**ACTION ITEM**: Return only those lines of the listing that hold the word "curve".

========

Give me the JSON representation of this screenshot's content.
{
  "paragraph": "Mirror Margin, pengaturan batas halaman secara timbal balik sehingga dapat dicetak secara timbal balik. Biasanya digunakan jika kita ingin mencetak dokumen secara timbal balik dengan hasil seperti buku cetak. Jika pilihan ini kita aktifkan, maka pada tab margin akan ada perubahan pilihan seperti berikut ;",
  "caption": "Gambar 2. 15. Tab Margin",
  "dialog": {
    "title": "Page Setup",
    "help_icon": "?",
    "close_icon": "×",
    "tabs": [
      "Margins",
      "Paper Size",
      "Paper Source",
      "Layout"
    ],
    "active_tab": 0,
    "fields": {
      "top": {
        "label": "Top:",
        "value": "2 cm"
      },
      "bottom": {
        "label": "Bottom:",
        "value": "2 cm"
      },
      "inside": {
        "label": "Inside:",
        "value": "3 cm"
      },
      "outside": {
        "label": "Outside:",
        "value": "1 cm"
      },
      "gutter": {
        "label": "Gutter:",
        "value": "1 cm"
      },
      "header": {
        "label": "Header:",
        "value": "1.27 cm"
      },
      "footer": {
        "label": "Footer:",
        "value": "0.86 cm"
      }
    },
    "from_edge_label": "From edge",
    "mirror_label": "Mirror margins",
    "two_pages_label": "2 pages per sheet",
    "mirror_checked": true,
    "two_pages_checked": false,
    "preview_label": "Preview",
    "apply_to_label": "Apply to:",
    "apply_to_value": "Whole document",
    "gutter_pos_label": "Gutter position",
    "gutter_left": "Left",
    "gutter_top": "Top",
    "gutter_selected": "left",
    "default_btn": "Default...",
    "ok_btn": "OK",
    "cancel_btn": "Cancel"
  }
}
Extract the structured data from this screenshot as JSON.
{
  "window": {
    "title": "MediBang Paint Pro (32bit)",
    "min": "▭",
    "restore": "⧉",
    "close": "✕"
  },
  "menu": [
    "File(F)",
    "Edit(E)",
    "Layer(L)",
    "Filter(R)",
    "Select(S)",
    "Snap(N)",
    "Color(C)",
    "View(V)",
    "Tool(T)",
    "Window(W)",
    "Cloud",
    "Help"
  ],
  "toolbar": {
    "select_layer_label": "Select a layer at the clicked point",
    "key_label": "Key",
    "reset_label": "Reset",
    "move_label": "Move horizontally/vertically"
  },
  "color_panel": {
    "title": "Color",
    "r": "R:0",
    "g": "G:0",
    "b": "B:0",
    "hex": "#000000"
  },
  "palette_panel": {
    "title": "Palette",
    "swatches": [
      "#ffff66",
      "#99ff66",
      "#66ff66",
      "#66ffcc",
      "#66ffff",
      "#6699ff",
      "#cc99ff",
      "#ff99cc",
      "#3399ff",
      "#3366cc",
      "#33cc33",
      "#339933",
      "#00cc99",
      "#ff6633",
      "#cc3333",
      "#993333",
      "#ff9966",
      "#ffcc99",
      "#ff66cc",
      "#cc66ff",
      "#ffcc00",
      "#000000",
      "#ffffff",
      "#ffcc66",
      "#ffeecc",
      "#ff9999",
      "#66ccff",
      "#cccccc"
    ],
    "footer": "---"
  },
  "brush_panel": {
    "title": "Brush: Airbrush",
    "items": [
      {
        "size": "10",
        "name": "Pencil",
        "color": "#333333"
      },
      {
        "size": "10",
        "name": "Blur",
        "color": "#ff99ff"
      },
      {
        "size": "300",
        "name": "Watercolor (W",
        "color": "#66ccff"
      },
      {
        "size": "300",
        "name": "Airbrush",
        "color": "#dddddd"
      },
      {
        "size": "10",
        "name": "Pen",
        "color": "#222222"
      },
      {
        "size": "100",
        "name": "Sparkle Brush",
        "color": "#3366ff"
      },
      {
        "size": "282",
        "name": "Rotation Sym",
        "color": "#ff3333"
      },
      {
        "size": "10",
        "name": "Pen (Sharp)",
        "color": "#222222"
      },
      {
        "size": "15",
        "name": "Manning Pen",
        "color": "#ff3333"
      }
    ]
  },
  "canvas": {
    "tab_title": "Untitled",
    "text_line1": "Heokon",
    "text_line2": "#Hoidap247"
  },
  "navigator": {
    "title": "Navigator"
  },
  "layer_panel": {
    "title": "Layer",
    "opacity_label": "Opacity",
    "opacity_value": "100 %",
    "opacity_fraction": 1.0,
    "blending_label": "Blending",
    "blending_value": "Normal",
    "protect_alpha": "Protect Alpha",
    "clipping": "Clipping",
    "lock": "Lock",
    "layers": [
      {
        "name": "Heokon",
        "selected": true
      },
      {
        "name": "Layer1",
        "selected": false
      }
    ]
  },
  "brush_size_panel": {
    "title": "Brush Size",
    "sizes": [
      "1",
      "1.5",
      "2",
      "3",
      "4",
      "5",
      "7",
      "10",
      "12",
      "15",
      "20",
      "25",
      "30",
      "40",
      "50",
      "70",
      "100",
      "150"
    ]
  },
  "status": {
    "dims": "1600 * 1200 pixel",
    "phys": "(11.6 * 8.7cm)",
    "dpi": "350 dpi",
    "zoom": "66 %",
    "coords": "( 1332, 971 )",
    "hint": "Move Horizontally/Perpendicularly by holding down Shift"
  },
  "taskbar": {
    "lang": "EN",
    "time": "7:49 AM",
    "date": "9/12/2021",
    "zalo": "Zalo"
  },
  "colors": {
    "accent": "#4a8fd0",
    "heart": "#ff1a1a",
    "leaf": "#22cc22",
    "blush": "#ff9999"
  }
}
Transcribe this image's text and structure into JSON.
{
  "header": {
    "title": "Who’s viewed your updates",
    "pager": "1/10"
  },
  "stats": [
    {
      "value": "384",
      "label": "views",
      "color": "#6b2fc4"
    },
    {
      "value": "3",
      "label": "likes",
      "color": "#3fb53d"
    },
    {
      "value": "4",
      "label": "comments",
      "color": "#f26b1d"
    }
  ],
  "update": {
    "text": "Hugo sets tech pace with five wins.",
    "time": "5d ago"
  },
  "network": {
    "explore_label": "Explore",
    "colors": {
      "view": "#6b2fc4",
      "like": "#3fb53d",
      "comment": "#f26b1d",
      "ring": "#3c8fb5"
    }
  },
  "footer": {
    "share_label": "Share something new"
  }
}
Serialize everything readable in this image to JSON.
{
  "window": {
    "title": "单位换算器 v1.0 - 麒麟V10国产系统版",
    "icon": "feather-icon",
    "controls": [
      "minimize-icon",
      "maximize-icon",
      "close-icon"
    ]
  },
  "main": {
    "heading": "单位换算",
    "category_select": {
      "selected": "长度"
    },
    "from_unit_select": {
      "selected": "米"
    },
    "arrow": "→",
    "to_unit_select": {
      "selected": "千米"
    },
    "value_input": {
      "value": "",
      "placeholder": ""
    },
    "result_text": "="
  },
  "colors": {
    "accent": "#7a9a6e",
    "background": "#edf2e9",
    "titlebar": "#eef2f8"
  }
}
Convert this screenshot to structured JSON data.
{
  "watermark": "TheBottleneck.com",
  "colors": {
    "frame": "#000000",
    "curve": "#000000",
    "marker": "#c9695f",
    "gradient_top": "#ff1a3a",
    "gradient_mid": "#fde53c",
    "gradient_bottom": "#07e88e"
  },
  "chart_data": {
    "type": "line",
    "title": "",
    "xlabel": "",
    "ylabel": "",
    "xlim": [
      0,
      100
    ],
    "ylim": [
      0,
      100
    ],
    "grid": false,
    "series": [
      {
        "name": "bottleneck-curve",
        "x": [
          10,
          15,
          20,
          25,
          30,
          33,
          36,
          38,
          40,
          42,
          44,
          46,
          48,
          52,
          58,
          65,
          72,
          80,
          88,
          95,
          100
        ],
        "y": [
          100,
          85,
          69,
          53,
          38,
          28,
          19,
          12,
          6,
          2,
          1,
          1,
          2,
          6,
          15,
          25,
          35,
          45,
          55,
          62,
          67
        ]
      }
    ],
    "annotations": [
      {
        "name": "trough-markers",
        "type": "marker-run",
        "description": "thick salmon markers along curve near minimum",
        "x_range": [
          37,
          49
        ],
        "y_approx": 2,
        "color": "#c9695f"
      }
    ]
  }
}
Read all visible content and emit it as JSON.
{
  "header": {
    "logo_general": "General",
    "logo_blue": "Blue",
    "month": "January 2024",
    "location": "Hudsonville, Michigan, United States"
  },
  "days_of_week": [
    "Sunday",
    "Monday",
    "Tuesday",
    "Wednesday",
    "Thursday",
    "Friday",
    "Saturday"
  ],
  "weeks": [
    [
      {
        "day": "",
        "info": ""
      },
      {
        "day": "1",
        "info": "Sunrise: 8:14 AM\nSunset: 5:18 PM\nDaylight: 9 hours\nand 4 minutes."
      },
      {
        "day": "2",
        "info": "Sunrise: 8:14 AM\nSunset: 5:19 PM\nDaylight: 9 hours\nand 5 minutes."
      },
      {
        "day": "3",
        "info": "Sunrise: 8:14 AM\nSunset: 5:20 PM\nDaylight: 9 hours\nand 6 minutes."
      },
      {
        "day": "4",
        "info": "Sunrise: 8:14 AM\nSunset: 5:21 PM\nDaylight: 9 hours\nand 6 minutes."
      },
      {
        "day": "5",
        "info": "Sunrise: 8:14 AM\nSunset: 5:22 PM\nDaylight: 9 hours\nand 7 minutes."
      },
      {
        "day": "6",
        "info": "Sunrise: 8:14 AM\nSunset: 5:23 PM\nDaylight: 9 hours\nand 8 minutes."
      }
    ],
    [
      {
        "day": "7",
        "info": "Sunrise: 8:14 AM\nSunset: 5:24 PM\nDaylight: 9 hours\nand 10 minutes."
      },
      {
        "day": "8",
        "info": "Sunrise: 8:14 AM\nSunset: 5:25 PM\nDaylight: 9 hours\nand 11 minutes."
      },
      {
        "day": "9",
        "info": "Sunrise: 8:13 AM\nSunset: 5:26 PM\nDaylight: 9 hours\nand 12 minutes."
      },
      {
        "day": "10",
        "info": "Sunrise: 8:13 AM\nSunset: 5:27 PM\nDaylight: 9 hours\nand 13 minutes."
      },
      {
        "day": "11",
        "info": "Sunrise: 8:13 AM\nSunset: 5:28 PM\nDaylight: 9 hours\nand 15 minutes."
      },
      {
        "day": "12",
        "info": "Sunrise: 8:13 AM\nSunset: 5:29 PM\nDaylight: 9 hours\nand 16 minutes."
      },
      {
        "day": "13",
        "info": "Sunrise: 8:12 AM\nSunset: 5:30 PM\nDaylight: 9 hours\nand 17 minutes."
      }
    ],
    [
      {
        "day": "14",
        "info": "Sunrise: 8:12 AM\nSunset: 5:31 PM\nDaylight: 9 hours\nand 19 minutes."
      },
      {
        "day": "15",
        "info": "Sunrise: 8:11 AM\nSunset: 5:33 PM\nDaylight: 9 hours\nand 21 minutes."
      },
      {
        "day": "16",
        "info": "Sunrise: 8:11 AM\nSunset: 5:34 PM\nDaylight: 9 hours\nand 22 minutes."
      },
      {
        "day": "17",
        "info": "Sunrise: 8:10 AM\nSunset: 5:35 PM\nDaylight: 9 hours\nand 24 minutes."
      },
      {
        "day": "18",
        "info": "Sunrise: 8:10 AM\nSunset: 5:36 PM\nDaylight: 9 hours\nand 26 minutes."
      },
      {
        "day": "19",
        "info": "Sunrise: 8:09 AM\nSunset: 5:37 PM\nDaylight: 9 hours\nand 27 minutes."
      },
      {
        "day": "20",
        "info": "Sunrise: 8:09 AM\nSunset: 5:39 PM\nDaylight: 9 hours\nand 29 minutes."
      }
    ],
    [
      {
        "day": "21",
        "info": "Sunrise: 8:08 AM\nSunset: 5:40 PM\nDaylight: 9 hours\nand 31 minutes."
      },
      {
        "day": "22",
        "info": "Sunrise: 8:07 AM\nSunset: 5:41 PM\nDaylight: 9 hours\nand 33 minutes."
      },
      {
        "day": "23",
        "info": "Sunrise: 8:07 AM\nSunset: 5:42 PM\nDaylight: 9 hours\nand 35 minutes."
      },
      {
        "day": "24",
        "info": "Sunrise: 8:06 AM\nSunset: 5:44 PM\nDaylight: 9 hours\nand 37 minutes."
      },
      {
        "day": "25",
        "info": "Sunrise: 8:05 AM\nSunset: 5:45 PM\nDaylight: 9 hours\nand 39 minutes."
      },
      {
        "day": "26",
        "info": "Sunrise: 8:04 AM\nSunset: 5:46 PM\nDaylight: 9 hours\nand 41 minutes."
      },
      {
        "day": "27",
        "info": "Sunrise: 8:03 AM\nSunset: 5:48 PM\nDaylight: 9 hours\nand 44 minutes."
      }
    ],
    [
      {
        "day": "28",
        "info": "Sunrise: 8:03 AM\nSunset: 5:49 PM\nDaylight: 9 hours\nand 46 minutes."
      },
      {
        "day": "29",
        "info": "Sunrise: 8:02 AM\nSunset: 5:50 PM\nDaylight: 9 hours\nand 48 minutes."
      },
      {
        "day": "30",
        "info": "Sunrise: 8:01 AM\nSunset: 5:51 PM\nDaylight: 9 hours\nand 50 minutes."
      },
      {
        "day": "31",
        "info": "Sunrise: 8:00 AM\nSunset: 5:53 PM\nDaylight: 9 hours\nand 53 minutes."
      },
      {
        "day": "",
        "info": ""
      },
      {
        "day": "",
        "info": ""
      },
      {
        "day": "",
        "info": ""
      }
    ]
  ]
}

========

**SOLUTION FOR THIS TASK**:
    "curve": "#000000",
        "name": "bottleneck-curve",
        "description": "thick salmon markers along curve near minimum",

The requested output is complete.